West End revival (2011)[edit]

The production played at the Wyndham's Theatre in London's West End with the same cast, beginning previews on September 26, 2011, opening on October 5, 2011, and closing on December 17, 2011. [8]

UK tour (2012–13)[edit]

The show toured UK theatres from October 2012 until April 2013, starring Gwen Taylor, Don Warrington, and Ian Porter.[9]

Australian tour (2013)[edit]

The Broadway production of Driving Miss Daisy toured Australia from February to June 2013, starring Angela Lansbury, James Earl Jones and Boyd Gaines.

Awards won[edit]

Film adaptation[edit]

Uhry adapted it into the screenplay for a 1989 film of the same name starring Jessica Tandy, Morgan Freeman and Dan Aykroyd, an adaptation which was awarded the Academy Award for Writing Adapted Screenplay at the 62nd Academy Awards in 1990.

References[edit]

  1. ^ Uhry, Alfred.
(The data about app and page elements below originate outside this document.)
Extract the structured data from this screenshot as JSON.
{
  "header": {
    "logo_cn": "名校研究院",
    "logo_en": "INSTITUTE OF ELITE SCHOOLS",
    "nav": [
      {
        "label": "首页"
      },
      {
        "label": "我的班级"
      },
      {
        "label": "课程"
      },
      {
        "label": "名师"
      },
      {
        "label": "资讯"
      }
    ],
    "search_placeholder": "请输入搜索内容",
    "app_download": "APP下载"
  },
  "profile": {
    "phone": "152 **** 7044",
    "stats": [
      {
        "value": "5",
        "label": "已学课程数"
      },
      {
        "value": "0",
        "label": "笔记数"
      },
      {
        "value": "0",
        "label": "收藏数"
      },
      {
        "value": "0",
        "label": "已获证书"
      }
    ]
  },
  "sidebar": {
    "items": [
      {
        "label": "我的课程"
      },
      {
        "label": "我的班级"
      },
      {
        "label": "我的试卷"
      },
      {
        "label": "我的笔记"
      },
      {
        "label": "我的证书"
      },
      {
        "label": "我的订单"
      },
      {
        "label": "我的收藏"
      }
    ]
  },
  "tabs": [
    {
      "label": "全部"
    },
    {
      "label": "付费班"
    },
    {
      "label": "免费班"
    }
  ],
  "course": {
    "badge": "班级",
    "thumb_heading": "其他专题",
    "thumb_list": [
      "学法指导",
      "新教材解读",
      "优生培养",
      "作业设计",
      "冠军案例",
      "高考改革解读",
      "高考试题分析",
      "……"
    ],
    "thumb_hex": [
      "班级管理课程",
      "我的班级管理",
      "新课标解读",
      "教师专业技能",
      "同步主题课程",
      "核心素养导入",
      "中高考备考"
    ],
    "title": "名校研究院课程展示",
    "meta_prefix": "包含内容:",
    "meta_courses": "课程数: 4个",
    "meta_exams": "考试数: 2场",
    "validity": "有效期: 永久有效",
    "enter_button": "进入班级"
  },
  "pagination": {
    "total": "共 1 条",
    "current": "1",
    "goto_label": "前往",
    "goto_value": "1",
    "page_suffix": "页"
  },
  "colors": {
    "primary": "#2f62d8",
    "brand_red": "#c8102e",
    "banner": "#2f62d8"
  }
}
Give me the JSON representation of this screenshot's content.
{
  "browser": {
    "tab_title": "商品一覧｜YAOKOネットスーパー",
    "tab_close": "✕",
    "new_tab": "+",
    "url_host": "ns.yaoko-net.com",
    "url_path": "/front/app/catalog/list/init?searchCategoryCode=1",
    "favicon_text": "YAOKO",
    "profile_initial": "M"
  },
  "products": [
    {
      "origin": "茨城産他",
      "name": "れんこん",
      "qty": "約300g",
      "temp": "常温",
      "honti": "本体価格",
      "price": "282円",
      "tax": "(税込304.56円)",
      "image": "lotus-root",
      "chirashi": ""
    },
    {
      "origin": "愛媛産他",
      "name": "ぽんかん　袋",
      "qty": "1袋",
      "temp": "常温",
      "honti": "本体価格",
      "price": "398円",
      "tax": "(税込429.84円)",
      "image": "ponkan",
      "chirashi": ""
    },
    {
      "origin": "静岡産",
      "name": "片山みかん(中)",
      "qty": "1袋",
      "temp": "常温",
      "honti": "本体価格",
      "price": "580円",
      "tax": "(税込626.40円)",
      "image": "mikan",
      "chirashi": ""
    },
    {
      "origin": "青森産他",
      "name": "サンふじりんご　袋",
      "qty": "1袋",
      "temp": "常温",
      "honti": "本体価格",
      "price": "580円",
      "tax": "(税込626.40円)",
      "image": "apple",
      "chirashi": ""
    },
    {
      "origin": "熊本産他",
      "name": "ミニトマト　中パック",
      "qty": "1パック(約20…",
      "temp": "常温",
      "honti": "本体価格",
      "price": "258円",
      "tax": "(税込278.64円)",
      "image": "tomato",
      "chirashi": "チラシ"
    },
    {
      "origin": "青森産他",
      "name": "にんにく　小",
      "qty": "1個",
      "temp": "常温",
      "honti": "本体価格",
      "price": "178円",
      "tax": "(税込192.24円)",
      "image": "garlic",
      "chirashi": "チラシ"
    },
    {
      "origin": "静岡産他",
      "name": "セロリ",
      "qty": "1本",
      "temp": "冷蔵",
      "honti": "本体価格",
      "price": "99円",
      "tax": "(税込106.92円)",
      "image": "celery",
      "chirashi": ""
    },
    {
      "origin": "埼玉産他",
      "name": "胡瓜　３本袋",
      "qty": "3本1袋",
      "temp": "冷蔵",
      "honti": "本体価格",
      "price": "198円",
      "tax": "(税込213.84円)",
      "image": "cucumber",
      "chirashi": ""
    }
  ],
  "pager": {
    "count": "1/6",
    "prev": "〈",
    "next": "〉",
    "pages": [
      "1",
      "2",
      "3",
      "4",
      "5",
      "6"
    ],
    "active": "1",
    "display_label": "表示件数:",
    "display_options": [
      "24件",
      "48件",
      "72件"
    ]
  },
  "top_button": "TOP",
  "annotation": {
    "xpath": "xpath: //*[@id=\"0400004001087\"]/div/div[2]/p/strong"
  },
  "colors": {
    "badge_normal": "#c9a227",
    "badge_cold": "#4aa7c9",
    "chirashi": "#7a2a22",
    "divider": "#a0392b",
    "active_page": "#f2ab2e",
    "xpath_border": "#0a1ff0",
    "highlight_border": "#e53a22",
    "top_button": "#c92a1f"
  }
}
Driving Miss Daisy, p. 4, Dramatists Play Service, Inc.
  2. ^ Brantley, Ben. "Stooped and a Bit Slow, but Still Standing Tall", The New York Times, October 25, 2010.
  3. ^ "Driving Miss Daisy coming to Dundas Theatre". Bahama Islands. June 19, 2008.
  4. ^ "Rave reviews for Vanessa Redgrave, 'sassy' at 73 after year of family heartbreak". London Evening Standard. October 26, 2010.
  5. ^ Healy, Patrick, "Driving Ms. Redgrave Through a Reluctant Conversation", The New York Times, February 15, 2011. Retrieved February 15, 2011
  6. ^ Gans, Andrew. "Driving Miss Daisy Recoups Investment" playbill.com, December 21, 2010.
  7. ^ Samelson, Judy. "Chart Toppers: Top-Grossing Broadway Productions, Week of January 10–16". Playblog. January 21, 2011.
  8. ^ "Driving Miss Daisy to Park in London in Fall 2011" by Robert Viagas, Playbill, 12 June 2011
  9. ^ "Driving Miss Daisy tours UK with Gwen Taylor & Don Warrington" by Stephanie Soh, whatsonstage.com, 12 June 2012

External links[edit]